WHAT TO DO
Would you filter these records and copy every line that has the word "Internet"?
Start of Block
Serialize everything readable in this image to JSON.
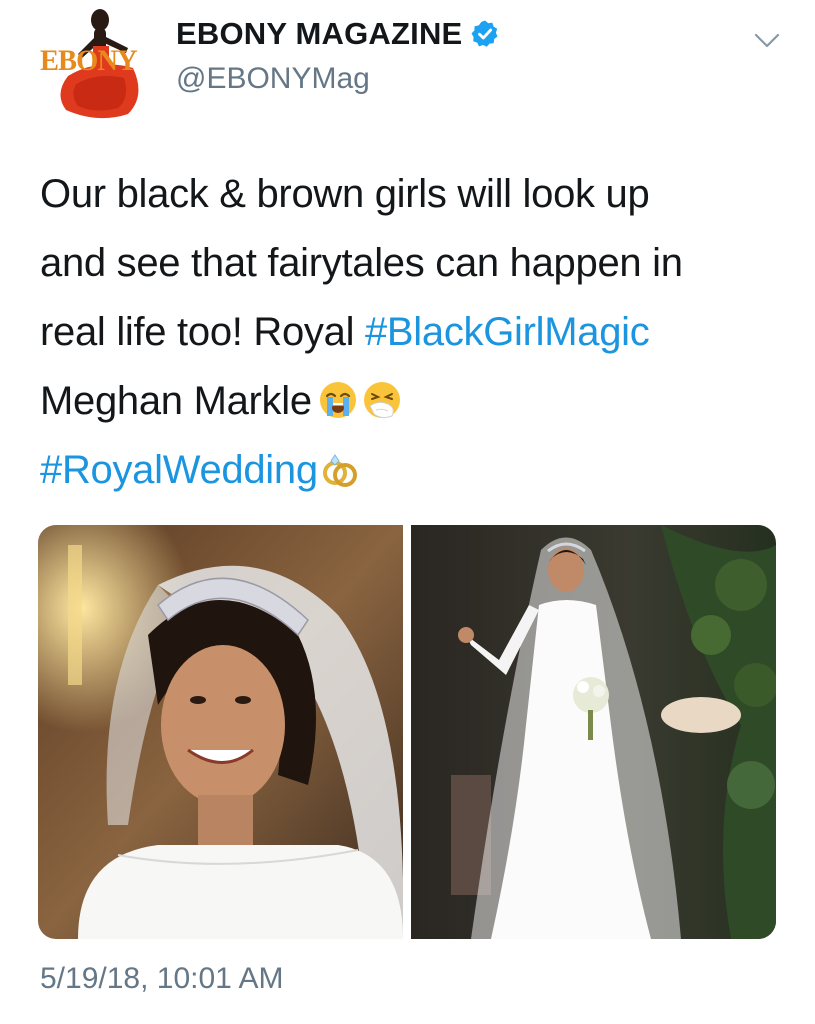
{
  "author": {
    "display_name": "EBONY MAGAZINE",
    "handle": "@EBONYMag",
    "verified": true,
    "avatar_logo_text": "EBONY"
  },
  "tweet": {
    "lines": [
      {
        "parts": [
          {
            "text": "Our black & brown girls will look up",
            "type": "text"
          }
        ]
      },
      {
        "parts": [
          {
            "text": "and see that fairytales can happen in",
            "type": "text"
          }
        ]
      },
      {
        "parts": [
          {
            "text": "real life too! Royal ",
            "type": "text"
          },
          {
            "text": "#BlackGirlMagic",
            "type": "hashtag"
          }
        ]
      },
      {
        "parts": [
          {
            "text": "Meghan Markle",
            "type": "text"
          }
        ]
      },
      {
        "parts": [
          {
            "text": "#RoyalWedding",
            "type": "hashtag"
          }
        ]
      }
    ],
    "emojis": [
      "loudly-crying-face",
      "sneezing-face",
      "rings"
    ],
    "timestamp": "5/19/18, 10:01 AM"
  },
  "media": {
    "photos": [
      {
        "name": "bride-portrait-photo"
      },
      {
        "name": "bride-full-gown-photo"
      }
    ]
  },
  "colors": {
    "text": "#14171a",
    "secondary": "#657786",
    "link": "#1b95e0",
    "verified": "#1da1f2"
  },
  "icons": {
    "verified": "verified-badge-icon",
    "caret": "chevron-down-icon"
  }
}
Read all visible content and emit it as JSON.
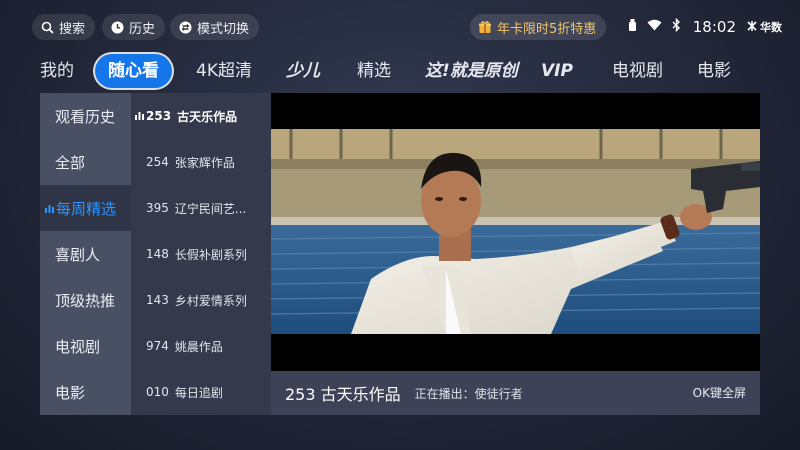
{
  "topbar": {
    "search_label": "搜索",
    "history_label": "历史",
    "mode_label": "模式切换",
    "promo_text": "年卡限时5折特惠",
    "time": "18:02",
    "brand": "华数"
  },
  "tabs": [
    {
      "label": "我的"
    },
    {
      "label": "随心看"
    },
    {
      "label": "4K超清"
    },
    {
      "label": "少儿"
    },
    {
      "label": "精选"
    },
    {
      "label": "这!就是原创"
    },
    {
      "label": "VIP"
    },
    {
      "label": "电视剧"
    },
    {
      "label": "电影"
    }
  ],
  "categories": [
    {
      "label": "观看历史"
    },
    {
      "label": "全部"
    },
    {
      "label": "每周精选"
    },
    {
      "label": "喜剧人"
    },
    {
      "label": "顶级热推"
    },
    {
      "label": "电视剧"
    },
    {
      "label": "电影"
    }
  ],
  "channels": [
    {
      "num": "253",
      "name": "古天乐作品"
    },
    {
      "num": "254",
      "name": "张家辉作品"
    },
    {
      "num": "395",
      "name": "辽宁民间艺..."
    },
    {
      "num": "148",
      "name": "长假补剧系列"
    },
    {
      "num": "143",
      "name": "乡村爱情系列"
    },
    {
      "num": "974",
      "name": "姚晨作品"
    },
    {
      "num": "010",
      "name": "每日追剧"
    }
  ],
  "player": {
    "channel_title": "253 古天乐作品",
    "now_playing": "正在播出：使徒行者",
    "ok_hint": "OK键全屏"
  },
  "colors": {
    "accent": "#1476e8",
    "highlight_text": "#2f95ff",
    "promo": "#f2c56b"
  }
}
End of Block
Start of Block
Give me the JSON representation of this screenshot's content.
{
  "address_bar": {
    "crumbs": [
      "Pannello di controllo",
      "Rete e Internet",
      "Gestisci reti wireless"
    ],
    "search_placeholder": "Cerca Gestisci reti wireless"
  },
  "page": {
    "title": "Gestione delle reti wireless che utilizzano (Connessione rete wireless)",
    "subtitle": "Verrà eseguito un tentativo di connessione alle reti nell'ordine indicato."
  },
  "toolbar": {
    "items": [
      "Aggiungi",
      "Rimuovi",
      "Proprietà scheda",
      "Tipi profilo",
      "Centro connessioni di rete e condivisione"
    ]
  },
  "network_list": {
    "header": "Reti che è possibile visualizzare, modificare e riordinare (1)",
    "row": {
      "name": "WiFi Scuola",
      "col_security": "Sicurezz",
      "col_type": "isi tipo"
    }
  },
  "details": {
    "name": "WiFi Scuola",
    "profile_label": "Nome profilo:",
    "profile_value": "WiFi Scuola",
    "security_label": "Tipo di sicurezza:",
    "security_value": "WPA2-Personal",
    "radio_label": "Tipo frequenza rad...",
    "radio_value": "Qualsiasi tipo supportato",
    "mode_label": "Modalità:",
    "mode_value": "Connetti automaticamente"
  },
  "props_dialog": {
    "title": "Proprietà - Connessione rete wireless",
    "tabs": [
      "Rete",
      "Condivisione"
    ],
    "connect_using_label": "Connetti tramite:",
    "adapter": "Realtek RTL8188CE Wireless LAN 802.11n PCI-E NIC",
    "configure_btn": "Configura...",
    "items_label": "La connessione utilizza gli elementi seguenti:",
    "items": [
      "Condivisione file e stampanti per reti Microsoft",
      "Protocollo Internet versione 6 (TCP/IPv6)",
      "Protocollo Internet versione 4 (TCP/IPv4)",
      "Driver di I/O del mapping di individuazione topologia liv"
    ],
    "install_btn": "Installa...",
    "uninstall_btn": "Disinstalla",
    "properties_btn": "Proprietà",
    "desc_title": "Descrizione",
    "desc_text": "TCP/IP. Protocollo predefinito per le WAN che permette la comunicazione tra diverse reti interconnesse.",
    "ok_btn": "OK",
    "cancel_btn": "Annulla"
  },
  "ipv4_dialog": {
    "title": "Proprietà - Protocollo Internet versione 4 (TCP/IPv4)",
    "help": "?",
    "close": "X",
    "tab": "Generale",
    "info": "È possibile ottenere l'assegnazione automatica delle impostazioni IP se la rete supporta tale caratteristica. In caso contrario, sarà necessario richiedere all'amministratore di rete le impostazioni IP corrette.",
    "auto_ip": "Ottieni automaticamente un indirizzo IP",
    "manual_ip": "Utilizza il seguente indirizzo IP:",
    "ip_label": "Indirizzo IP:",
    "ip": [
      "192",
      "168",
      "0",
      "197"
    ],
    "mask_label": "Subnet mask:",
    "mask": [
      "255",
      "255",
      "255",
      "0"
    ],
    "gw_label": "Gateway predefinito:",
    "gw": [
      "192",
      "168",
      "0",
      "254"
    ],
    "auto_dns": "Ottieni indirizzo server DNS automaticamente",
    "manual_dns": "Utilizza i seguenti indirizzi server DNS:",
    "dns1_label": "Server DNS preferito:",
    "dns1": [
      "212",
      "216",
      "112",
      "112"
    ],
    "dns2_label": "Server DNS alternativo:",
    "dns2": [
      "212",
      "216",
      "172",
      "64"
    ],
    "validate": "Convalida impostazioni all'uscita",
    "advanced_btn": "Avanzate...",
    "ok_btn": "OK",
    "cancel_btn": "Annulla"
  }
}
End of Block
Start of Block
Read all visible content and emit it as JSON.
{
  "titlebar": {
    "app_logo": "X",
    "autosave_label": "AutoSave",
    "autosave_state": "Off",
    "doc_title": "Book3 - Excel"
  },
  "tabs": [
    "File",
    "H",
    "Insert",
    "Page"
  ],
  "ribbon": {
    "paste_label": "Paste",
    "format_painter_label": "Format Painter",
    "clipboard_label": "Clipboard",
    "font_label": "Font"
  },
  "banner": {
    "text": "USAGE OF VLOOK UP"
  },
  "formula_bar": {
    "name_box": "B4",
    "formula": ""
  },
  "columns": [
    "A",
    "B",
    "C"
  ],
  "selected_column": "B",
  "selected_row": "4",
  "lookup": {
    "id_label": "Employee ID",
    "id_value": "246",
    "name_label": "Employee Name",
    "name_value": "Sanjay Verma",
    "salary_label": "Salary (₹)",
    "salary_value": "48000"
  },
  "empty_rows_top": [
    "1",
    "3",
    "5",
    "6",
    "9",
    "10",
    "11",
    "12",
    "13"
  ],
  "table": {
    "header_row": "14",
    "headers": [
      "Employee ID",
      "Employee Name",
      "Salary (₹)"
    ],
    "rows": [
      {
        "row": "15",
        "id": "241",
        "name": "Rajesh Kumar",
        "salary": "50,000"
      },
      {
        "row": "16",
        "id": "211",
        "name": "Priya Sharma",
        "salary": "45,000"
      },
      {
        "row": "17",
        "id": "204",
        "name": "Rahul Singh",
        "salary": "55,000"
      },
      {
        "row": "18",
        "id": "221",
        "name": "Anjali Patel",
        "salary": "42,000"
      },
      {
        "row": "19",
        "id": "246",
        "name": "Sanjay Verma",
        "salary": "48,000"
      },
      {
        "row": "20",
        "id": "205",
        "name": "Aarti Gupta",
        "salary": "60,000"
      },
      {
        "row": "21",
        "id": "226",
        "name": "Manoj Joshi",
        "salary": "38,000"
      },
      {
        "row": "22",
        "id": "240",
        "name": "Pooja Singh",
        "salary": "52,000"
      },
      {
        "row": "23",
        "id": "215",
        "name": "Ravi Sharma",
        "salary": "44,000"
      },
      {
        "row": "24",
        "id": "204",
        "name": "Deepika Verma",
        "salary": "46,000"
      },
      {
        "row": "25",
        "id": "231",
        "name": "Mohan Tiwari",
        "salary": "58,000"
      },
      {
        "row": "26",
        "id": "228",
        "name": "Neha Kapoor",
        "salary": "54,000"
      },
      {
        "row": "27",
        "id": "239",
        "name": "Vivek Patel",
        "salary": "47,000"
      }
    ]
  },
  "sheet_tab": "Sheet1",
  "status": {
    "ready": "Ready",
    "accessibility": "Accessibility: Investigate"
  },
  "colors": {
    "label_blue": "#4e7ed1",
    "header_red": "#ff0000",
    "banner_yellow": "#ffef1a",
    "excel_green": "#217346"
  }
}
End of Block
RESPONSE FOR THIS EXERCISE
      "Rete e Internet",
      "Protocollo Internet versione 6 (TCP/IPv6)",
      "Protocollo Internet versione 4 (TCP/IPv4)",
    "title": "Proprietà - Protocollo Internet versione 4 (TCP/IPv4)",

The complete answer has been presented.